  3. High Inventory Levels: A high number of homes listed for sale is an indication that demand is outstripping supply and could lead to a future housing market crash.

  4. Stagnant Growth: Markets that seem to stay level or don’t grow very quickly could be headed for trouble if pricing pressures continue and buyers aren’t able to take advantage of new mortgages and other incentives.

  5. Foreclosures Increase: High foreclosure numbers indicate distress in the economy and could push a falling housing market even lower as more inventory becomes available from lenders trying to recoup their losses from foreclosures.

San Diego current housing report

According to the California Association of Realtors,

  • One year changes in sales are down 17.8%
  • Median sales price is up 10.7%
  • The number of units for sales totals 1.13 million units. 
  • The housing supply in San Diego is 3.3 months, meaning it would take 3.3 months to sell everything.

The averages sales price of a detached home in San Diego was 1.267 million, an increase of 13.5% over 2022 values. 


Given these two contributing factors—inventory levels are low and housing prices are still increasing—it appears that the odds are against a housing market crash in San Diego in 2024.

Foreclosures and their impact

In San Diego, the number of foreclosures are low right now and unlikely to cause a drop in home prices in 2023. 

However, it’s important to note that adjustments in the economy can quickly change the foreclosure rate, and if that happens, home prices could start dropping significantly.

It’s also important to bear in mind that what we saw during the great recession of 2008-2009 is different from what we expect for 2024 and beyond.

During the great recession, foreclosures peaked in San Diego with about 11% of all mortgaged properties recorded as being delinquent or foreclosed upon.

As it so happens this was a great time for investors to pick up property. 

So far in 2021, fewer than 0.5% of all mortgaged properties were recorded as being 90-days late or worse, which is far below the normal rates before COVID-19 hit. 

This lower foreclosure rate means it isn’t likely to have a significant impact on home prices this year—but that could change if job losses start occurring or interest rates increase significantly.

According to experts at The Wall Street Journal, there are a few things that could indicate a housing market crash: an influx of new homebuilding permits as developers try to capitalize on high demand; an excess of homes sitting on the market without buyers; and uncontrolled inflation driving up more than just housing prices. 

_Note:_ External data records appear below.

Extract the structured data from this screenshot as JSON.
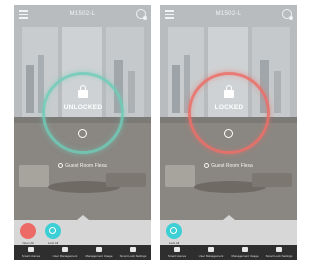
{
  "screens": [
    {
      "title": "M1502-L",
      "state_label": "UNLOCKED",
      "room_label": "Guest Room Flexa",
      "ring_color": "#6ecdb9",
      "tray_buttons": [
        {
          "label": "Open All",
          "color": "#ec6b66"
        },
        {
          "label": "Lock All",
          "color": "#3ccfd6"
        }
      ]
    },
    {
      "title": "M1502-L",
      "state_label": "LOCKED",
      "room_label": "Guest Room Flexa",
      "ring_color": "#ec6e68",
      "tray_buttons": [
        {
          "label": "Lock All",
          "color": "#3ccfd6"
        }
      ]
    }
  ],
  "nav": [
    {
      "label": "Smart Homes"
    },
    {
      "label": "User Management"
    },
    {
      "label": "Management Usage"
    },
    {
      "label": "Smart Lock Settings"
    }
  ]
}
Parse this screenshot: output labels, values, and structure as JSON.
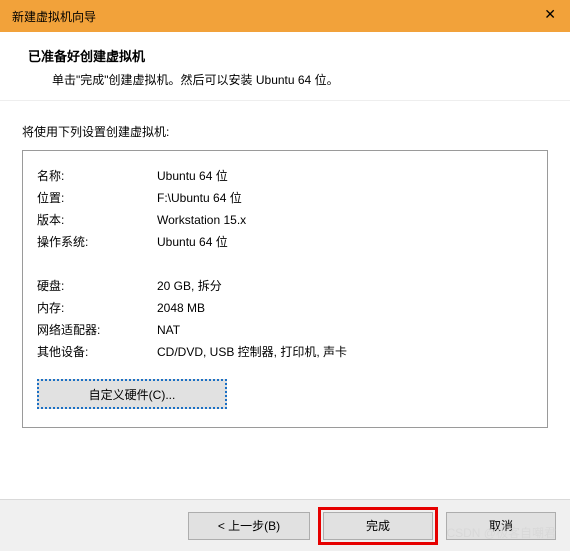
{
  "titlebar": {
    "title": "新建虚拟机向导",
    "close": "✕"
  },
  "header": {
    "heading": "已准备好创建虚拟机",
    "subtext": "单击\"完成\"创建虚拟机。然后可以安装 Ubuntu 64 位。"
  },
  "intro": "将使用下列设置创建虚拟机:",
  "settings": {
    "name_label": "名称:",
    "name_value": "Ubuntu 64 位",
    "location_label": "位置:",
    "location_value": "F:\\Ubuntu 64 位",
    "version_label": "版本:",
    "version_value": "Workstation 15.x",
    "os_label": "操作系统:",
    "os_value": "Ubuntu 64 位",
    "disk_label": "硬盘:",
    "disk_value": "20 GB, 拆分",
    "memory_label": "内存:",
    "memory_value": "2048 MB",
    "network_label": "网络适配器:",
    "network_value": "NAT",
    "other_label": "其他设备:",
    "other_value": "CD/DVD, USB 控制器, 打印机, 声卡"
  },
  "buttons": {
    "customize": "自定义硬件(C)...",
    "back": "< 上一步(B)",
    "finish": "完成",
    "cancel": "取消"
  },
  "watermark": "CSDN @极客自嘲君"
}
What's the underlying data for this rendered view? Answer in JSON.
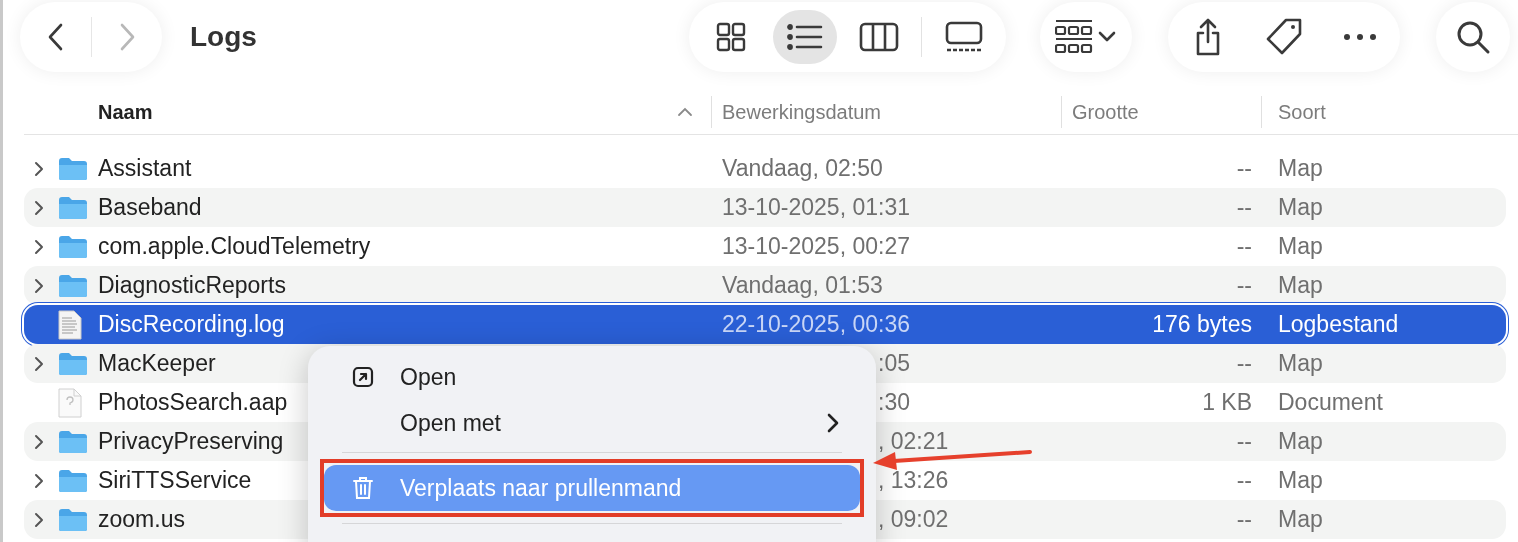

All these factors combined can make it difficult for potential buyers to get into the market and eventually lead to an overall decline in home values.

Final Take-aways about the Market

It’s hard to make any predictions about the future of the San Diego housing market, but it’s clear that there are a few signs that should be monitored. 

Low inventory and high demand, coupled have been pushing up housing prices for the last couple of years and that trend may continue if it is not offset by a sudden increase in foreclosures.

Additionally, since the Great Recession it is clear that there are certain conditions that when combined can result in a housing market crash, so it is important to watch out for those signs. 

Ultimately, all we can do is take a look at the data and watch out for the signs, but only time will tell whether the San Diego housing market will crash in 2024 or not.